═══ Input data ═══

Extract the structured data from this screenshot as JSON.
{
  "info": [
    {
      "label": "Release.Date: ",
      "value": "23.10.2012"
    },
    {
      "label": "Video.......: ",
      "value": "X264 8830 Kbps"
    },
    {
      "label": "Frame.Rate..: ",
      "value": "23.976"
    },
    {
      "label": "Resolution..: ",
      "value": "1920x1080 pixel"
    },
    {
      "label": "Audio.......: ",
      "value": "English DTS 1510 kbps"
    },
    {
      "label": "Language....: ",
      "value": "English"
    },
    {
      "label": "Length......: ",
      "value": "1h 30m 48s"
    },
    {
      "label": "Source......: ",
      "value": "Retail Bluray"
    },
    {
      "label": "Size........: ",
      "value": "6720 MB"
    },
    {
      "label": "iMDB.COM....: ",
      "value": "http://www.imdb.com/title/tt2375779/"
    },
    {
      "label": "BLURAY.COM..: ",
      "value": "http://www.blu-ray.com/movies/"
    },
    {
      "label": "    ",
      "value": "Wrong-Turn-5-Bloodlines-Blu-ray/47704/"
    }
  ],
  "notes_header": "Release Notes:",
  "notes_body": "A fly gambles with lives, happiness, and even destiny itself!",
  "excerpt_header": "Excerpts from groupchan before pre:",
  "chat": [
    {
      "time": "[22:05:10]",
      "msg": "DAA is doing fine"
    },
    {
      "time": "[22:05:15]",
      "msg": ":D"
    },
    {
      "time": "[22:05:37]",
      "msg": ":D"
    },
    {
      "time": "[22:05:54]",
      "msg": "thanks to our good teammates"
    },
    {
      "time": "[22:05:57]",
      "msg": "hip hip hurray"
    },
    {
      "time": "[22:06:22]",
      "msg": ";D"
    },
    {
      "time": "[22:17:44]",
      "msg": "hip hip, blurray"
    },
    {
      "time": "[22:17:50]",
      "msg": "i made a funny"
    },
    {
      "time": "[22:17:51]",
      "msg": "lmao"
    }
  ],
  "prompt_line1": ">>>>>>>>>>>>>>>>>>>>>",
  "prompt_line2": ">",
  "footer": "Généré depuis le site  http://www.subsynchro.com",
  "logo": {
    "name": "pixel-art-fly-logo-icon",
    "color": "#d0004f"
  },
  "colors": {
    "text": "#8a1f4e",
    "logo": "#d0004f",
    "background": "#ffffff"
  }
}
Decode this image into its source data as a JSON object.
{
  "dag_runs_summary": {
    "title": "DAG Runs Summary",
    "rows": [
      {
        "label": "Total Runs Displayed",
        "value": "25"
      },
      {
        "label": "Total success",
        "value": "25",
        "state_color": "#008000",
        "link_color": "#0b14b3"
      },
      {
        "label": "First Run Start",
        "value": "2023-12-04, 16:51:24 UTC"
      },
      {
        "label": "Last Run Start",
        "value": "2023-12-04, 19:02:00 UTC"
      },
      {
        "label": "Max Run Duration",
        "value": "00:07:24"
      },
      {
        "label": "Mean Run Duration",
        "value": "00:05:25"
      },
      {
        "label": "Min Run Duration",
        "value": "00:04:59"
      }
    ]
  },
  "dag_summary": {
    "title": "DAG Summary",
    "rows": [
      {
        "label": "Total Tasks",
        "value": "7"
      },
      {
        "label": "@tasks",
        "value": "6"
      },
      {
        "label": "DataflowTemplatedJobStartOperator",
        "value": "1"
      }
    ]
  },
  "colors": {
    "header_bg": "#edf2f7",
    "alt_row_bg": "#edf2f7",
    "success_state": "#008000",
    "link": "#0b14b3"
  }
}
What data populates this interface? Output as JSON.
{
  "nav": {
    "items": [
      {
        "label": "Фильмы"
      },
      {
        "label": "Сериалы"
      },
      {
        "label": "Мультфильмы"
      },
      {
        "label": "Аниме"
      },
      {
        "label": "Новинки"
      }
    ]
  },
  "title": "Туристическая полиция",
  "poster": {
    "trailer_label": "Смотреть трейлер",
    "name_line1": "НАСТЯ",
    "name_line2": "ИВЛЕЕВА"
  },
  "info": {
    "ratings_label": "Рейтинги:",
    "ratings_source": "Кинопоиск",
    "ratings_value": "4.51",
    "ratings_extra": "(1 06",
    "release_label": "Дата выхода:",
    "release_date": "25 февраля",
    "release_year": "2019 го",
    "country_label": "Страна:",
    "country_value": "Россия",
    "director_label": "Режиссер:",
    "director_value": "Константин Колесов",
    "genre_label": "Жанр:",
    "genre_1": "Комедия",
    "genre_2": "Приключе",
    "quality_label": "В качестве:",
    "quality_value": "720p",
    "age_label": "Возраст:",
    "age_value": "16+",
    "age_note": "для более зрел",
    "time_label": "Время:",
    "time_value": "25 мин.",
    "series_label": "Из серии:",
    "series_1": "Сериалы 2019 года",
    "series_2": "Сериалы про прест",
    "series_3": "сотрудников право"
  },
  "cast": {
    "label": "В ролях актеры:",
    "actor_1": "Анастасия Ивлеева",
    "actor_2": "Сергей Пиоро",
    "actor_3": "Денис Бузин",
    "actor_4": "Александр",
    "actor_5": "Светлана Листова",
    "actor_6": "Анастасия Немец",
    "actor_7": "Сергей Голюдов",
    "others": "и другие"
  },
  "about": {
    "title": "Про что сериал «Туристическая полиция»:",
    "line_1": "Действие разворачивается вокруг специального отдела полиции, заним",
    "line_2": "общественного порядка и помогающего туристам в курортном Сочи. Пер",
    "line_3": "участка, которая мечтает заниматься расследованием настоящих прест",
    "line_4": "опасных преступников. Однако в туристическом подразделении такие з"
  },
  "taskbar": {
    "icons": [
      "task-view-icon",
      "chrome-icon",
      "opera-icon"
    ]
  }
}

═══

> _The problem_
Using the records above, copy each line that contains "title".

> _Answer space_
      "value": "http://www.imdb.com/title/tt2375779/"
    "title": "DAG Runs Summary",
    "title": "DAG Summary",
  "title": "Туристическая полиция",
    "title": "Про что сериал «Туристическая полиция»:",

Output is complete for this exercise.